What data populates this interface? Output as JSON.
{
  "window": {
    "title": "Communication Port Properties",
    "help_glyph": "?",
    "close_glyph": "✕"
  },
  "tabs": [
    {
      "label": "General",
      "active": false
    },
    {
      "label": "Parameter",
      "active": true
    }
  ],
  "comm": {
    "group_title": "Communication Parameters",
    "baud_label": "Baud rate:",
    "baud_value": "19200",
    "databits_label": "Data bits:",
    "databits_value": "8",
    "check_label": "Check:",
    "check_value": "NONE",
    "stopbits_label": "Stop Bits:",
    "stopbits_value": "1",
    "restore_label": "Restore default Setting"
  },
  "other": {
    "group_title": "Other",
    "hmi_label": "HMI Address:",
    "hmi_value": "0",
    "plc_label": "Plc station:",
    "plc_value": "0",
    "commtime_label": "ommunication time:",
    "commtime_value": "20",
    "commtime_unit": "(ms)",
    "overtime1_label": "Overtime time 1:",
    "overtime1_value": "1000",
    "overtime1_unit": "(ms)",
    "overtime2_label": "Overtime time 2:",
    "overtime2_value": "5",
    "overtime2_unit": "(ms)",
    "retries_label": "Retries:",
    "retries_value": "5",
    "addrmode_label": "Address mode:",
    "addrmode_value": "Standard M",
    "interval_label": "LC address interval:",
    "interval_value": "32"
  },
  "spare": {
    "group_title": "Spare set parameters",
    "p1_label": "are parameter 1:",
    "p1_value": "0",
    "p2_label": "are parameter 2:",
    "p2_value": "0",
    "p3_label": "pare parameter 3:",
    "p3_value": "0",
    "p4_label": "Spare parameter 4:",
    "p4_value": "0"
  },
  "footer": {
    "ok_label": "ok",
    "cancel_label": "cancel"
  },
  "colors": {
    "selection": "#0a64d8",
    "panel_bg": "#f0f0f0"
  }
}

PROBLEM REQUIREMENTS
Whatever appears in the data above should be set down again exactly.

WRITTEN RESPONSE
What data populates this interface? Output as JSON.
{
  "window": {
    "title": "Communication Port Properties",
    "help_glyph": "?",
    "close_glyph": "✕"
  },
  "tabs": [
    {
      "label": "General",
      "active": false
    },
    {
      "label": "Parameter",
      "active": true
    }
  ],
  "comm": {
    "group_title": "Communication Parameters",
    "baud_label": "Baud rate:",
    "baud_value": "19200",
    "databits_label": "Data bits:",
    "databits_value": "8",
    "check_label": "Check:",
    "check_value": "NONE",
    "stopbits_label": "Stop Bits:",
    "stopbits_value": "1",
    "restore_label": "Restore default Setting"
  },
  "other": {
    "group_title": "Other",
    "hmi_label": "HMI Address:",
    "hmi_value": "0",
    "plc_label": "Plc station:",
    "plc_value": "0",
    "commtime_label": "ommunication time:",
    "commtime_value": "20",
    "commtime_unit": "(ms)",
    "overtime1_label": "Overtime time 1:",
    "overtime1_value": "1000",
    "overtime1_unit": "(ms)",
    "overtime2_label": "Overtime time 2:",
    "overtime2_value": "5",
    "overtime2_unit": "(ms)",
    "retries_label": "Retries:",
    "retries_value": "5",
    "addrmode_label": "Address mode:",
    "addrmode_value": "Standard M",
    "interval_label": "LC address interval:",
    "interval_value": "32"
  },
  "spare": {
    "group_title": "Spare set parameters",
    "p1_label": "are parameter 1:",
    "p1_value": "0",
    "p2_label": "are parameter 2:",
    "p2_value": "0",
    "p3_label": "pare parameter 3:",
    "p3_value": "0",
    "p4_label": "Spare parameter 4:",
    "p4_value": "0"
  },
  "footer": {
    "ok_label": "ok",
    "cancel_label": "cancel"
  },
  "colors": {
    "selection": "#0a64d8",
    "panel_bg": "#f0f0f0"
  }
}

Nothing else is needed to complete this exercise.